Dataset records:
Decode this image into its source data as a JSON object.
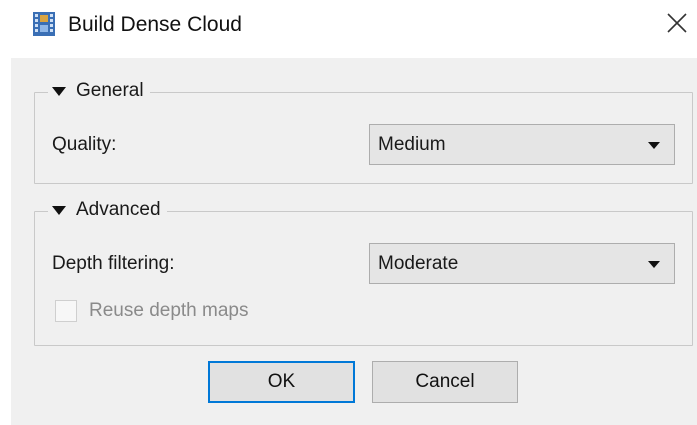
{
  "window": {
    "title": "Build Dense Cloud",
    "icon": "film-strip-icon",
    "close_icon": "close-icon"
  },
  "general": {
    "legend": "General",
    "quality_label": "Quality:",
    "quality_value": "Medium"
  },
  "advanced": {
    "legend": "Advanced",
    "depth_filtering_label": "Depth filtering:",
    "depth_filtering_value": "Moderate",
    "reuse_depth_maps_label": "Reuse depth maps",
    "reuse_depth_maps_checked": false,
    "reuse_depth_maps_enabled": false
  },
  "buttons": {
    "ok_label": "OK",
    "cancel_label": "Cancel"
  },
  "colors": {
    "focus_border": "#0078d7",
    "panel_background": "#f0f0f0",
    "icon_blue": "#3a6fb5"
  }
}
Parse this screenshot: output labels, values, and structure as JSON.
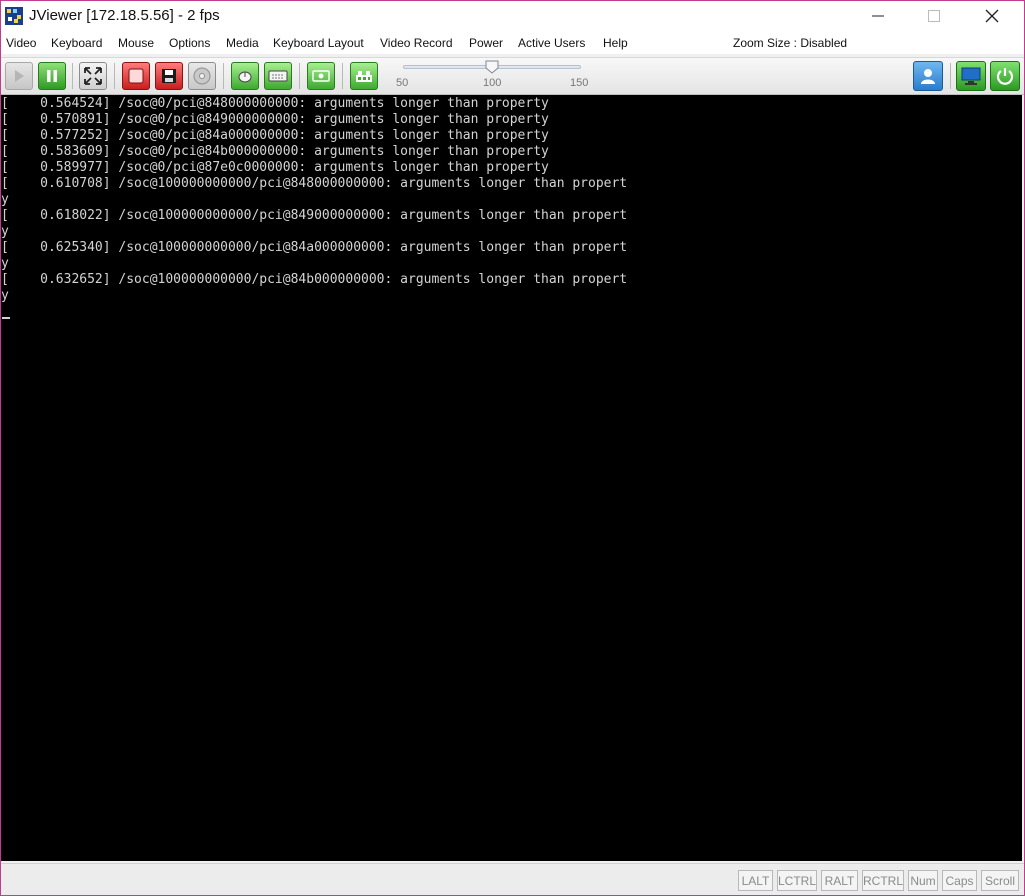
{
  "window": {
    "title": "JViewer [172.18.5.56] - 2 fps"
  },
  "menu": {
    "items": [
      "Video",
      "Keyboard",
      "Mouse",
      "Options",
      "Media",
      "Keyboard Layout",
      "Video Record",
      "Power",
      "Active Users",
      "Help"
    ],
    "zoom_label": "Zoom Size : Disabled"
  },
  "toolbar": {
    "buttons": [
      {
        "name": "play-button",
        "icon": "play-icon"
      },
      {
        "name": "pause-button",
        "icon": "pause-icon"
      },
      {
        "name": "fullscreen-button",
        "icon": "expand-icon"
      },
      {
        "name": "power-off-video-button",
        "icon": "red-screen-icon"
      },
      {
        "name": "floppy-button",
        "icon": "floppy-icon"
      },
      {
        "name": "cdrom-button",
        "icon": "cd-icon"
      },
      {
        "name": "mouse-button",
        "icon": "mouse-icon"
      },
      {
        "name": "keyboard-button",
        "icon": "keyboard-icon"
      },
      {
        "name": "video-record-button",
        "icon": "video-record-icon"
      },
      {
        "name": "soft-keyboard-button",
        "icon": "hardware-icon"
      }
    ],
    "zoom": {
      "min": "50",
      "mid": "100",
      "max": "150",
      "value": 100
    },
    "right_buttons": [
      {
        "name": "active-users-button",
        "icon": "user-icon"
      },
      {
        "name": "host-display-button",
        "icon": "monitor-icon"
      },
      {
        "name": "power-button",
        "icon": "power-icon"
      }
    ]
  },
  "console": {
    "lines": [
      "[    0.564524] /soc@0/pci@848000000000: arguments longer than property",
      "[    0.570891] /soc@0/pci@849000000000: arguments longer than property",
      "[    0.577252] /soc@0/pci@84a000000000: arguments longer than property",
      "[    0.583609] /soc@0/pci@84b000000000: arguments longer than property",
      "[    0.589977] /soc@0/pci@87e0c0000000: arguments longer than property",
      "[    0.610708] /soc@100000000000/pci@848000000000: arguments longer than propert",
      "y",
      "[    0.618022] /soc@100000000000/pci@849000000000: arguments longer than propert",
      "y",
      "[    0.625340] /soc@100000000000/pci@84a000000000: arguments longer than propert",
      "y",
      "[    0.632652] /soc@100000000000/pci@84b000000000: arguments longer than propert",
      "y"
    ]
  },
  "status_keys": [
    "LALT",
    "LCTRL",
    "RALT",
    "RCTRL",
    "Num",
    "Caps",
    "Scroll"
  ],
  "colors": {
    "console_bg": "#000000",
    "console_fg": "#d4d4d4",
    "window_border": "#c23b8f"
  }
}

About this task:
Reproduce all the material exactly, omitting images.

Result:
Decode this image into its source data as a JSON object.
{
  "window": {
    "title": "Build Dense Cloud",
    "icon": "film-strip-icon",
    "close_icon": "close-icon"
  },
  "general": {
    "legend": "General",
    "quality_label": "Quality:",
    "quality_value": "Medium"
  },
  "advanced": {
    "legend": "Advanced",
    "depth_filtering_label": "Depth filtering:",
    "depth_filtering_value": "Moderate",
    "reuse_depth_maps_label": "Reuse depth maps",
    "reuse_depth_maps_checked": false,
    "reuse_depth_maps_enabled": false
  },
  "buttons": {
    "ok_label": "OK",
    "cancel_label": "Cancel"
  },
  "colors": {
    "focus_border": "#0078d7",
    "panel_background": "#f0f0f0",
    "icon_blue": "#3a6fb5"
  }
}
Parse this screenshot: output labels, values, and structure as JSON.
{
  "window": {
    "title": "JViewer [172.18.5.56] - 2 fps"
  },
  "menu": {
    "items": [
      "Video",
      "Keyboard",
      "Mouse",
      "Options",
      "Media",
      "Keyboard Layout",
      "Video Record",
      "Power",
      "Active Users",
      "Help"
    ],
    "zoom_label": "Zoom Size : Disabled"
  },
  "toolbar": {
    "buttons": [
      {
        "name": "play-button",
        "icon": "play-icon"
      },
      {
        "name": "pause-button",
        "icon": "pause-icon"
      },
      {
        "name": "fullscreen-button",
        "icon": "expand-icon"
      },
      {
        "name": "power-off-video-button",
        "icon": "red-screen-icon"
      },
      {
        "name": "floppy-button",
        "icon": "floppy-icon"
      },
      {
        "name": "cdrom-button",
        "icon": "cd-icon"
      },
      {
        "name": "mouse-button",
        "icon": "mouse-icon"
      },
      {
        "name": "keyboard-button",
        "icon": "keyboard-icon"
      },
      {
        "name": "video-record-button",
        "icon": "video-record-icon"
      },
      {
        "name": "soft-keyboard-button",
        "icon": "hardware-icon"
      }
    ],
    "zoom": {
      "min": "50",
      "mid": "100",
      "max": "150",
      "value": 100
    },
    "right_buttons": [
      {
        "name": "active-users-button",
        "icon": "user-icon"
      },
      {
        "name": "host-display-button",
        "icon": "monitor-icon"
      },
      {
        "name": "power-button",
        "icon": "power-icon"
      }
    ]
  },
  "console": {
    "lines": [
      "[    0.564524] /soc@0/pci@848000000000: arguments longer than property",
      "[    0.570891] /soc@0/pci@849000000000: arguments longer than property",
      "[    0.577252] /soc@0/pci@84a000000000: arguments longer than property",
      "[    0.583609] /soc@0/pci@84b000000000: arguments longer than property",
      "[    0.589977] /soc@0/pci@87e0c0000000: arguments longer than property",
      "[    0.610708] /soc@100000000000/pci@848000000000: arguments longer than propert",
      "y",
      "[    0.618022] /soc@100000000000/pci@849000000000: arguments longer than propert",
      "y",
      "[    0.625340] /soc@100000000000/pci@84a000000000: arguments longer than propert",
      "y",
      "[    0.632652] /soc@100000000000/pci@84b000000000: arguments longer than propert",
      "y"
    ]
  },
  "status_keys": [
    "LALT",
    "LCTRL",
    "RALT",
    "RCTRL",
    "Num",
    "Caps",
    "Scroll"
  ],
  "colors": {
    "console_bg": "#000000",
    "console_fg": "#d4d4d4",
    "window_border": "#c23b8f"
  }
}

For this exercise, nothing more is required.